**Exercise details**
Each record must be output exactly and in full.

**The data**
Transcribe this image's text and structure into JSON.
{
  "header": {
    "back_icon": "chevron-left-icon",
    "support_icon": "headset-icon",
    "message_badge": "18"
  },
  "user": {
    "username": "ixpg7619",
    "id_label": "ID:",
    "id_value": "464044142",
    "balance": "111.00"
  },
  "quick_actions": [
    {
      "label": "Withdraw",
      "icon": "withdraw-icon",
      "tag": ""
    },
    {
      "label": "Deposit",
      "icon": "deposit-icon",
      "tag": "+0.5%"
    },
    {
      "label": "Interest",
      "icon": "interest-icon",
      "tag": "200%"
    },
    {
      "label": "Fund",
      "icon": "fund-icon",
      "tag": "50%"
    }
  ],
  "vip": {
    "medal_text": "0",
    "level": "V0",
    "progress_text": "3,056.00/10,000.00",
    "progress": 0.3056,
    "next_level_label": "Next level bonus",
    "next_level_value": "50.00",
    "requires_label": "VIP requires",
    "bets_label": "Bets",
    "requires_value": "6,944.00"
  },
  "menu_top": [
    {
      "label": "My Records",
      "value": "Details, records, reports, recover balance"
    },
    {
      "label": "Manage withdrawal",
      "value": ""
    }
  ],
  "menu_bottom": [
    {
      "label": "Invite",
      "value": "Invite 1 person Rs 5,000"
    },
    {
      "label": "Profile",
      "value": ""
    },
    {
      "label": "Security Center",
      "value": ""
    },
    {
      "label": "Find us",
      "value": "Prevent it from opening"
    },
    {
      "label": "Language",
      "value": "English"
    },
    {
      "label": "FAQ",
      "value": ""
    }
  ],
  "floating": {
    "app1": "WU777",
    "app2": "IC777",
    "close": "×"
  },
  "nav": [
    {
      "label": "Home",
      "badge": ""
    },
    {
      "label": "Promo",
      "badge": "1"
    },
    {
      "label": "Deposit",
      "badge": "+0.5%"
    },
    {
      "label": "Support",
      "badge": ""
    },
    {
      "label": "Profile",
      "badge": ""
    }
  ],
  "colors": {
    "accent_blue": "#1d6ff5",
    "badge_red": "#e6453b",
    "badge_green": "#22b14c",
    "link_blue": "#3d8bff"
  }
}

**Output below**
Transcribe this image's text and structure into JSON.
{
  "header": {
    "back_icon": "chevron-left-icon",
    "support_icon": "headset-icon",
    "message_badge": "18"
  },
  "user": {
    "username": "ixpg7619",
    "id_label": "ID:",
    "id_value": "464044142",
    "balance": "111.00"
  },
  "quick_actions": [
    {
      "label": "Withdraw",
      "icon": "withdraw-icon",
      "tag": ""
    },
    {
      "label": "Deposit",
      "icon": "deposit-icon",
      "tag": "+0.5%"
    },
    {
      "label": "Interest",
      "icon": "interest-icon",
      "tag": "200%"
    },
    {
      "label": "Fund",
      "icon": "fund-icon",
      "tag": "50%"
    }
  ],
  "vip": {
    "medal_text": "0",
    "level": "V0",
    "progress_text": "3,056.00/10,000.00",
    "progress": 0.3056,
    "next_level_label": "Next level bonus",
    "next_level_value": "50.00",
    "requires_label": "VIP requires",
    "bets_label": "Bets",
    "requires_value": "6,944.00"
  },
  "menu_top": [
    {
      "label": "My Records",
      "value": "Details, records, reports, recover balance"
    },
    {
      "label": "Manage withdrawal",
      "value": ""
    }
  ],
  "menu_bottom": [
    {
      "label": "Invite",
      "value": "Invite 1 person Rs 5,000"
    },
    {
      "label": "Profile",
      "value": ""
    },
    {
      "label": "Security Center",
      "value": ""
    },
    {
      "label": "Find us",
      "value": "Prevent it from opening"
    },
    {
      "label": "Language",
      "value": "English"
    },
    {
      "label": "FAQ",
      "value": ""
    }
  ],
  "floating": {
    "app1": "WU777",
    "app2": "IC777",
    "close": "×"
  },
  "nav": [
    {
      "label": "Home",
      "badge": ""
    },
    {
      "label": "Promo",
      "badge": "1"
    },
    {
      "label": "Deposit",
      "badge": "+0.5%"
    },
    {
      "label": "Support",
      "badge": ""
    },
    {
      "label": "Profile",
      "badge": ""
    }
  ],
  "colors": {
    "accent_blue": "#1d6ff5",
    "badge_red": "#e6453b",
    "badge_green": "#22b14c",
    "link_blue": "#3d8bff"
  }
}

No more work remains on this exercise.